This week’s book review is Louder Than Words by Todd Henry
Todd Henry steps the reader through the process of, and importance of, discovering what makes each of us unique. He calls this uniqueness the “authentic voice.” Each of us needs to devote ourselves to impacting the world with the uniqueness that only we possess.
My takeaway from this book is that we need to find a “Sherpa” mentor. A Sherpa mentor is one that doesn’t just provide passive advice but is fully vested in the path to your success. If you succeed, they succeed and, if you fail, they fail . . . just like a Sherpa and a climber.
Also, Henry provided an effective template for getting feedback on your performance and to help you define your uniqueness. I have summarized this process below:
Last week I wrote about the importance of setting up your Advisors Network and I listed a number of my Advisors Council members that have really helped me over my career. This weeks post will list some of the books or references from these icons that I have leveraged over the years. In many cases I have multiple books from each of these authors but I will limit the list to the one source from that individual that made the biggest difference in my professional development.
We have all heard a lot about networking over the years and how it is important for each of us to get out into the marketplace and build our network. Although I agree that building this personal network is important, it is what you do with the network you create that will determine your future success.
The focus of this post is not on leveraging your network for business or sales but rather working with your network to set up what I call an Advisors Network. No one knows everything that is needed to be successful in life and business in every circumstance. We all need help in many areas over the course of our lifetime. This is where the Advisors Network comes in. It allows you to leverage the expertise of many people when you need this specific expertise. Each of these people brings something to the table that you may not have as a strength or as a skill.
In today’s environment of continuous connectivity, we are literally bombarded with interruptions from the time we wake up until we go to bed. There are some of us who are even interrupted in our sleep as we cannot seem to disconnect from the online world. We get email alerts, news alerts, banking alerts, weather alerts, traffic alerts, investment alerts, text messages, instant messages, Facebook messages, RSS feed updates, LinkedIn updates, GroupOn alerts, meeting notices, phone calls, cellphone calls and on and on. It is actually quite amazing that we are able to function at all with this many distractions!
Linda Stone has coined a term for this state of perpetual interruption. She calls it “Continuous Partial Attention”. Essentially, all the interruptions throughout our days are resulting in very few moments where we are able to concentrate fully and deeply on the tasks at hand. This results in us living in a state of Continuous Partial Attention. We are rarely in an environment without something interrupting us every few minutes…even on an airplane (which is where I wrote this post) we have been interrupted approximately 5 times in the last 20 minutes with rather meaningless announcements by our well meaning flight attendants.

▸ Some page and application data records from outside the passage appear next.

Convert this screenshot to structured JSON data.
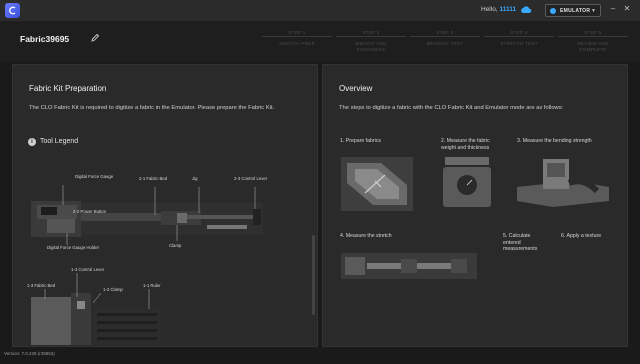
{
  "header": {
    "greeting": "Hello,",
    "username": "11111",
    "mode": "EMULATOR"
  },
  "title": {
    "fabric_name": "Fabric39695"
  },
  "steps": [
    {
      "num": "STEP 1",
      "name": "SWATCH PREP"
    },
    {
      "num": "STEP 2",
      "name": "WEIGHT AND\nTHICKNESS"
    },
    {
      "num": "STEP 3",
      "name": "BENDING TEST"
    },
    {
      "num": "STEP 4",
      "name": "STRETCH TEST"
    },
    {
      "num": "STEP 5",
      "name": "REVIEW AND\nCOMPLETE"
    }
  ],
  "left_panel": {
    "title": "Fabric Kit Preparation",
    "description": "The CLO Fabric Kit is required to digitize a fabric in the Emulator. Please prepare the Fabric Kit.",
    "legend_title": "Tool Legend",
    "labels": {
      "force_gauge": "Digital Force Gauge",
      "fabric_bed": "2-1 Fabric Bed",
      "jig": "Jig",
      "control_lever": "2-3 Control Lever",
      "power_button": "2-2 Power Button",
      "clamp": "Clamp",
      "gauge_holder": "Digital Force Gauge Holder",
      "control_lever2": "1-4 Control Lever",
      "fabric_bed2": "1-3 Fabric Bed",
      "clamp2": "1-2 Clamp",
      "ruler": "1-1 Ruler"
    }
  },
  "right_panel": {
    "title": "Overview",
    "description": "The steps to digitize a fabric with the CLO Fabric Kit and Emulator mode are as follows:",
    "steps": [
      "1. Prepare fabrics",
      "2. Measure the fabric\nweight and thickness",
      "3. Measure the bending strength",
      "4. Measure the stretch",
      "5. Calculate\nentered\nmeasurements",
      "6. Apply a texture"
    ]
  },
  "footer": {
    "version": "Version: 7.0.228 (r39853)"
  }
}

Are you a beginner or an expert? Before you answer this, consider this statement from Shunryu Suzuki: “in the beginner’s mind there are many possibilities and in the expert’s mind there are few.” Why is this? Why are the experts so narrow minded and what opportunities might they be missing because of this?
Think back to when you were just a child and see if you can remember all the questions that you asked. Kids can drive adults crazy sometimes because of their continuous stream of questions! Kids do this to gain knowledge and to fully understand situations or concepts. They are beginners in everything.
As they grow older and gain knowledge, the number of questions they ask drop because they take their knowledge and apply it to identical and even to new situations. They find out that they can understand the new situations by extrapolating their existing knowledge into the new areas. They become self proclaimed experts and they slowly stop asking questions.